While Adams is at it, similar decisions will need to be made of defenseman Rasmus Ristolainen and forward Sam Reinhart. Both players have one year of team control remaining and didn’t exactly give glowing endorsements in their interviews either. Are they part of the long-term plans; are they willing to sign a multi-year deal? If not, they may have to be on the move as well.
On top of all of this, the other intended franchise pillar in defenseman Rasmus Dahlin is also in need of a new contract as he enters restricted free agency. Like pretty much everyone for Buffalo, this season was an abject disaster. After recording 40 points in the pandemic-shortened 2019-20 season, expectations were understandably high that he could become one of the elite offensive blueliners which would have him extremely well-positioned to get a second deal similar to Florida’s Aaron Ekblad ($7.5MM) or Ottawa’s Thomas Chabot ($8MM). Instead, he had just 23 points in 56 games along with an eye-popping -36 rating which stood out as the low outlier on a team full of poor minus ratings.
It’s not all doom and gloom for the 2018 first-overall pick, however. Dahlin still projects to be a key piece of Buffalo’s rebuild, even if that gets extended by moving some of their veteran players over the next few months. One of the decisions that Adams will have to make is whether or not to pursue a long-term contract or to work out a bridge deal that allows both sides to reassess his value down the road.
One of the challenges with a long-term pact that buys out some UFA eligibility is that Dahlin’s value isn’t what it was a summer ago when he could have signed an extension. He may still be a big part of their plans but the season he had simply cannot have bolstered his asking price. Accordingly, is he even willing to entertain a long-term deal now where he could be leaving some money on the table if he rebounds over the next couple of seasons?
With Dahlin not being eligible for salary arbitration, this one will probably be towards the back of the pile as it can be pushed until closer to training camp if it has to. Even so, this is a significant item on their to-do list.
On top of needing a new goalie or two, dealing with the discontent of their star and other key veterans and having to re-sign one of their pillars on the back end, Adams has to make a call on who is going to coach the team or whatever is left of it by then. Don Granato did a relatively nice job after taking over for Krueger despite the 9-16-3 record and helped get the Sabres out of their funk. They surprised some playoff teams down the stretch. Was that a matter of good coaching or teams playing looser when they’re eliminated? It’s a question that many interim coaches have to go through when they take over for a non-playoff team midseason.

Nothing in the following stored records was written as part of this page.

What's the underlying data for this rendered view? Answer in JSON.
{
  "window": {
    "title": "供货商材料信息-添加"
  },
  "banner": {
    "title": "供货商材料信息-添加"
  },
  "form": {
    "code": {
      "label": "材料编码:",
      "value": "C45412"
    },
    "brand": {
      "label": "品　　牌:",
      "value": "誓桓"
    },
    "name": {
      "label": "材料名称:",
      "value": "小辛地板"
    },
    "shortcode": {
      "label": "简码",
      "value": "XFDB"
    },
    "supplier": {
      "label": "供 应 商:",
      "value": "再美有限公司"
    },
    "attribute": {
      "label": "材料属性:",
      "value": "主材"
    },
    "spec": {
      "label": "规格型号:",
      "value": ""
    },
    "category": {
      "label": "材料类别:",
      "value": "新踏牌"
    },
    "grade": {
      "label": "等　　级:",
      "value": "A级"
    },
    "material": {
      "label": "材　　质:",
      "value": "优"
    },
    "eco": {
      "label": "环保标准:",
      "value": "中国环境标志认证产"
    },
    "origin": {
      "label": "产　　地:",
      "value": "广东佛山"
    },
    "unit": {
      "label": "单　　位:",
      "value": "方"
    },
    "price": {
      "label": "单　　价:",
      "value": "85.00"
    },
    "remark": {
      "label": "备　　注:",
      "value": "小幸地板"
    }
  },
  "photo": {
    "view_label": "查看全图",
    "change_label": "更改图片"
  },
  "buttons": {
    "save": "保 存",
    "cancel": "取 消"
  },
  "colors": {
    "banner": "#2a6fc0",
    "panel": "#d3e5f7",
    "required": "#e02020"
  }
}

There were several veteran coaches on the market already before John Tortorella and Rick Tocchet were added in recent days. There may be others that hit the market in the coming days as well. There will be options and Adams has said he’ll cast a wide net but they’re hardly going to be the only team on the lookout as well with Columbus and Arizona already in need of new bench bosses as well. Patience in finding the right fit is never a bad idea but with others that will be going after the top options, they may have to move quickly if they decide that Granato isn’t the long-term solution.
Needless to say, there’s an awful lot that Buffalo will need to get done between now and the start of next season. It’s going to be a fascinating offseason for them as a result.
Photo courtesy of USA Today Sports Images.